What is being asked:
Copy out the data word for word. The images are not part of the copy.

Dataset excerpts
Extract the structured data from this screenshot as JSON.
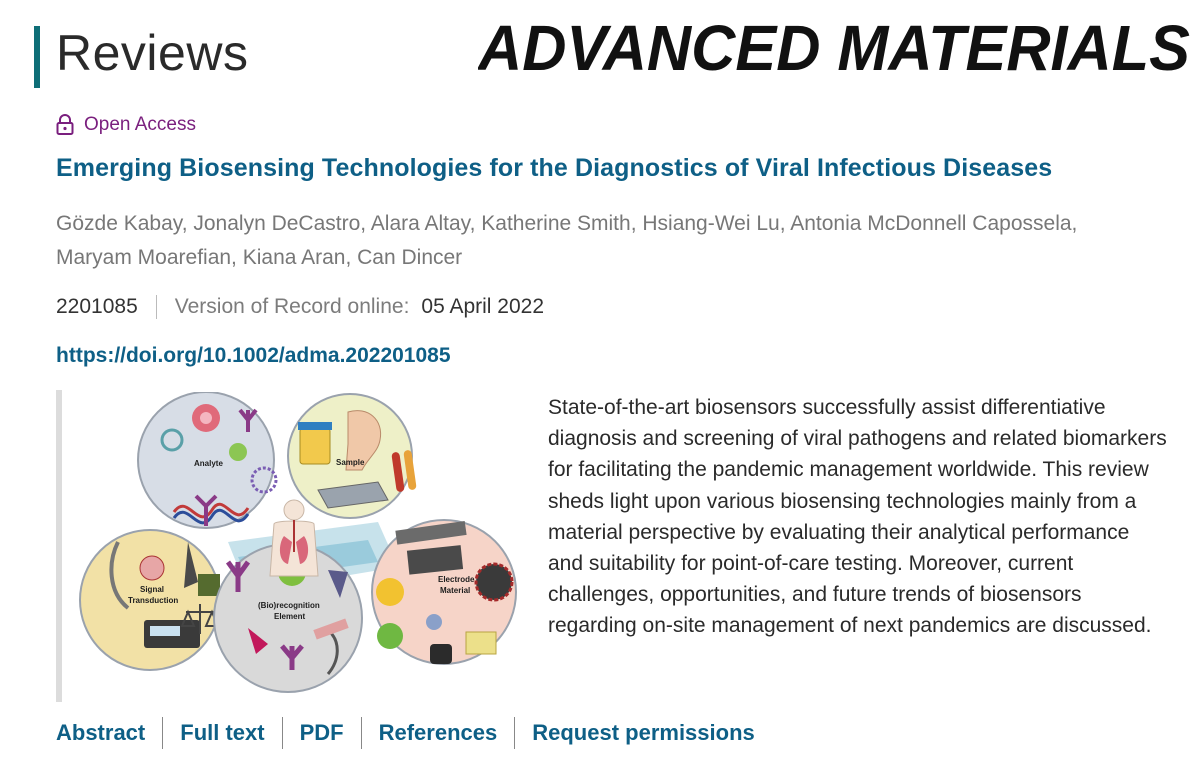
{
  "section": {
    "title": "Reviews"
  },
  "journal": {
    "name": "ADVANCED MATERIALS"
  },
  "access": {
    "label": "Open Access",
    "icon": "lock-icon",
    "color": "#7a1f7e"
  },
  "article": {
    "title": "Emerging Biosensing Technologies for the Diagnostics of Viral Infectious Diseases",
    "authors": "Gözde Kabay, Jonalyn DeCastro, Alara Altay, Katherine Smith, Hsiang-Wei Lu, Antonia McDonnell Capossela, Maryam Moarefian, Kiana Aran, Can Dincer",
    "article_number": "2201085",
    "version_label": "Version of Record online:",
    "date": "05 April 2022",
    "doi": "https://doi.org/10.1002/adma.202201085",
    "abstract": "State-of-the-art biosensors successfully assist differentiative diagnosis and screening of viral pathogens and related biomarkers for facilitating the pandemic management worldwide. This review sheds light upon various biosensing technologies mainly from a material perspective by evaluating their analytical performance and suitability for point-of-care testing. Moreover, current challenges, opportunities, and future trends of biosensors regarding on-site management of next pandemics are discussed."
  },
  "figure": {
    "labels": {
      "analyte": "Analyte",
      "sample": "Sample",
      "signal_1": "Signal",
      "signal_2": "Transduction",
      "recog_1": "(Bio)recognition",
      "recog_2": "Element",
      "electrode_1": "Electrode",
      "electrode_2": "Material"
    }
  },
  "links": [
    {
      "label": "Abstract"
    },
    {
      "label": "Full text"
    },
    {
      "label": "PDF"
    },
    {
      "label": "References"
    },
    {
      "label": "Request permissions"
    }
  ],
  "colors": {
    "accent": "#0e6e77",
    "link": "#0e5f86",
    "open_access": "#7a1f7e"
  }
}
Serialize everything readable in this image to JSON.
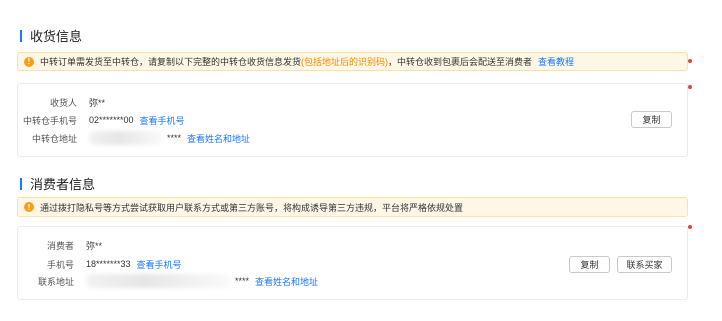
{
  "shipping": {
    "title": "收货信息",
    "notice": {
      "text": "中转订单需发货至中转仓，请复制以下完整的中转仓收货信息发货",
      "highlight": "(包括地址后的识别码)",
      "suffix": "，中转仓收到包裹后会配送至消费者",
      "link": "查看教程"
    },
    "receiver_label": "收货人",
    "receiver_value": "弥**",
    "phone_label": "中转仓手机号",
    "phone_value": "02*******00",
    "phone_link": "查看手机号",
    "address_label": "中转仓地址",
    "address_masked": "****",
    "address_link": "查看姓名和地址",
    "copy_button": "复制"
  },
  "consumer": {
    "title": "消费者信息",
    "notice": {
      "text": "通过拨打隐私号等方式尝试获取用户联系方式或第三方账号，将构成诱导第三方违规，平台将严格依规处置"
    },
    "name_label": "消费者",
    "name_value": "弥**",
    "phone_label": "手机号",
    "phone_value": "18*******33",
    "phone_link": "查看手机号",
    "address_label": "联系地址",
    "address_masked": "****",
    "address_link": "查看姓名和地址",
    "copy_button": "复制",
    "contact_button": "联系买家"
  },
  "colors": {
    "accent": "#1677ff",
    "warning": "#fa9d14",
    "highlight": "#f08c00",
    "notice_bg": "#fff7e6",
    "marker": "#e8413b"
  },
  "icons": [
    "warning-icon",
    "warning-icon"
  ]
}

Problem solution:
Extract the structured data from this screenshot as JSON.
{
  "section": {
    "title": "Reviews"
  },
  "journal": {
    "name": "ADVANCED MATERIALS"
  },
  "access": {
    "label": "Open Access",
    "icon": "lock-icon",
    "color": "#7a1f7e"
  },
  "article": {
    "title": "Emerging Biosensing Technologies for the Diagnostics of Viral Infectious Diseases",
    "authors": "Gözde Kabay, Jonalyn DeCastro, Alara Altay, Katherine Smith, Hsiang-Wei Lu, Antonia McDonnell Capossela, Maryam Moarefian, Kiana Aran, Can Dincer",
    "article_number": "2201085",
    "version_label": "Version of Record online:",
    "date": "05 April 2022",
    "doi": "https://doi.org/10.1002/adma.202201085",
    "abstract": "State-of-the-art biosensors successfully assist differentiative diagnosis and screening of viral pathogens and related biomarkers for facilitating the pandemic management worldwide. This review sheds light upon various biosensing technologies mainly from a material perspective by evaluating their analytical performance and suitability for point-of-care testing. Moreover, current challenges, opportunities, and future trends of biosensors regarding on-site management of next pandemics are discussed."
  },
  "figure": {
    "labels": {
      "analyte": "Analyte",
      "sample": "Sample",
      "signal_1": "Signal",
      "signal_2": "Transduction",
      "recog_1": "(Bio)recognition",
      "recog_2": "Element",
      "electrode_1": "Electrode",
      "electrode_2": "Material"
    }
  },
  "links": [
    {
      "label": "Abstract"
    },
    {
      "label": "Full text"
    },
    {
      "label": "PDF"
    },
    {
      "label": "References"
    },
    {
      "label": "Request permissions"
    }
  ],
  "colors": {
    "accent": "#0e6e77",
    "link": "#0e5f86",
    "open_access": "#7a1f7e"
  }
}
Serialize everything readable in this image to JSON.
{
  "shipping": {
    "title": "收货信息",
    "notice": {
      "text": "中转订单需发货至中转仓，请复制以下完整的中转仓收货信息发货",
      "highlight": "(包括地址后的识别码)",
      "suffix": "，中转仓收到包裹后会配送至消费者",
      "link": "查看教程"
    },
    "receiver_label": "收货人",
    "receiver_value": "弥**",
    "phone_label": "中转仓手机号",
    "phone_value": "02*******00",
    "phone_link": "查看手机号",
    "address_label": "中转仓地址",
    "address_masked": "****",
    "address_link": "查看姓名和地址",
    "copy_button": "复制"
  },
  "consumer": {
    "title": "消费者信息",
    "notice": {
      "text": "通过拨打隐私号等方式尝试获取用户联系方式或第三方账号，将构成诱导第三方违规，平台将严格依规处置"
    },
    "name_label": "消费者",
    "name_value": "弥**",
    "phone_label": "手机号",
    "phone_value": "18*******33",
    "phone_link": "查看手机号",
    "address_label": "联系地址",
    "address_masked": "****",
    "address_link": "查看姓名和地址",
    "copy_button": "复制",
    "contact_button": "联系买家"
  },
  "colors": {
    "accent": "#1677ff",
    "warning": "#fa9d14",
    "highlight": "#f08c00",
    "notice_bg": "#fff7e6",
    "marker": "#e8413b"
  },
  "icons": [
    "warning-icon",
    "warning-icon"
  ]
}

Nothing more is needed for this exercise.